Portrait of Charles Evans Hughes.
Reproduction courtesy of the Supreme Court Historical Society. Charles Evans Hughes
b. April 11, 1862, Glen Falls, NY
d. August 27, 1948, Osterville, MA
Associate Justice of the Supreme Court
Eleventh Chief Justice of the Supreme Court
The son of a minister who immigrated from Wales, Charles Evans Hughes was a precocious child and was largely homeschooled. He had a photographic memory, was a prodigiously rapid reader, and was a diligent, even compulsive, worker. He attended Madison University (now Colgate) and Brown University, graduating Phi Beta Kappa in 1881. He attended Columbia Law School, graduating first in his class in 1884. For the next 20 years, except for two years teaching at Cornell, he practiced law in New York City, working in the Wall Street firm of Walter S. Carter, whose daughter he married. In 1905 he won a popular reputation for honesty for his investigation of unfair practices by gas utilities and the insurance industry. In 1906 he was elected Governor of New York State; he served until 1910, when he was appointed to the Supreme Court by President William Howard Taft.

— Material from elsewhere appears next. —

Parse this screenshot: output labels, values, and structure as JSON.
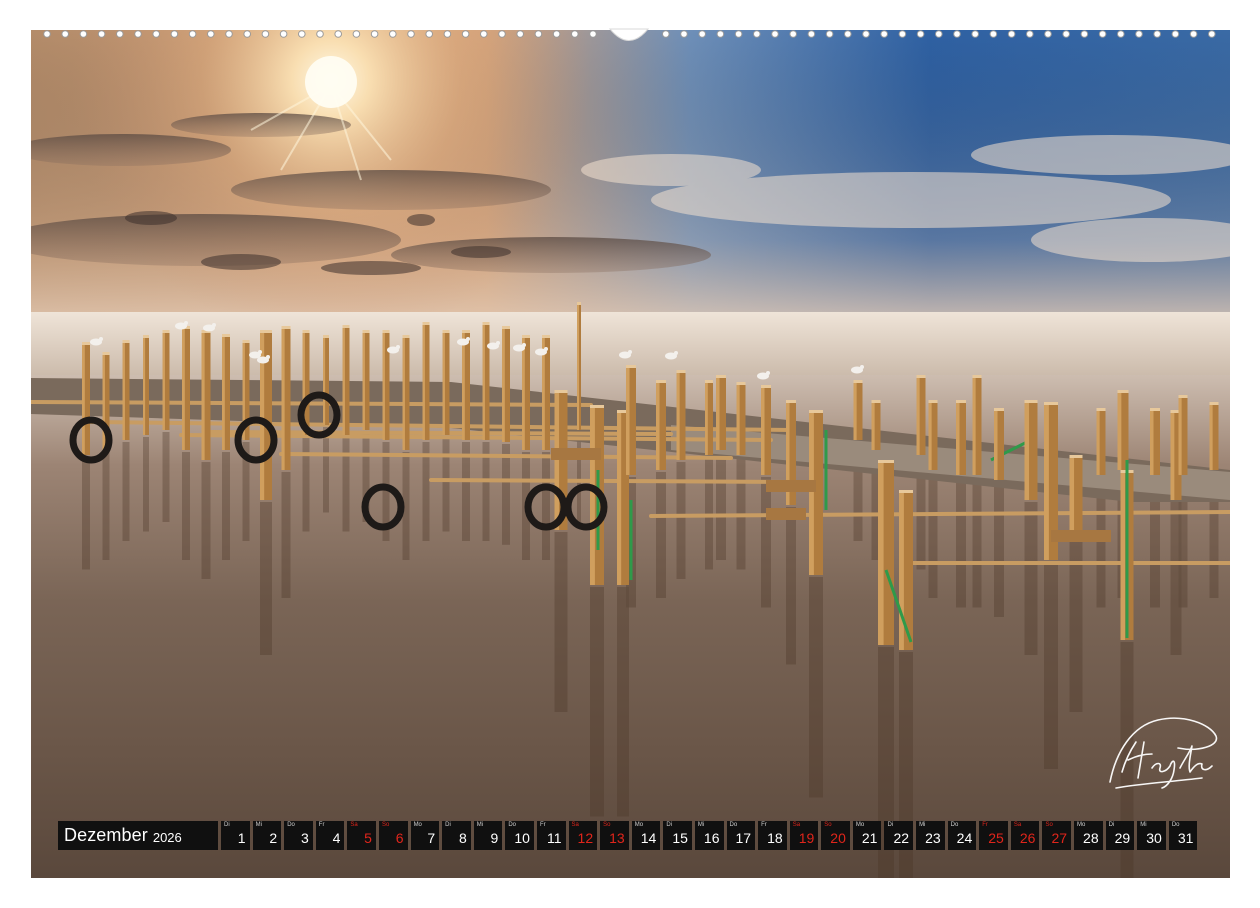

Hughes remained an associate justice until 1916, when he was drafted by the Republican Party to run against Woodrow Wilson for the presidency of the United States. Though somewhat austere (he once commented that the public viewed him as "a human icicle"), he lost by only 23 electoral votes out of a total of 531. After returning briefly to private practice, Hughes was made secretary of state in 1921 by President Warren G. Harding, and he served in that position until 1925, when he resumed private practice. On the death of Chief Justice William Howard Taft in 1930, President Herbert Hoover nominated Hughes to succeed him.
Hughes was widely respected for his intellect, and, despite a certain aloofness, his social skills served him well on the often fractious Court. After the onset of the Great Depression and the election of Franklin Roosevelt as president, the Supreme Court placed itself at the center of controversy by thwarting the government's attempts to create social welfare programs. Though Hughes was progressive on matters of race and sympathetic to Roosevelt's New Deal policies, he sided with Court conservatives in striking down several key pieces of legislation. He provided a swing vote on the Court and sometimes sided with the minority against the conservative majority, whose core consisted of four justices termed the "Four Horsemen" by contemptuous New Dealers. He vigorously opposed Roosevelt's efforts to "reorganize" the Supreme Court in 1937 to sideline the conservative, hard-line justices. His majority opinion that year upholding the National Labor Relations Act and his ruling upholding a state minimum wage law (National Labor Relations Board v. Jones & Laughlin Steel Corp. ) helped defuse the crisis by suggesting that he and the other moderate on the Court, Justice Owen Roberts, would thereafter side with the liberals.
Hughes retired in 1941, having authored twice as many constitutional opinions as any other member of his Court. Justice Felix Frankfurter, who served under him, remarked that "he took his seat at the center of the Court with a mastery, I suspect, unparalleled in the history of the Court."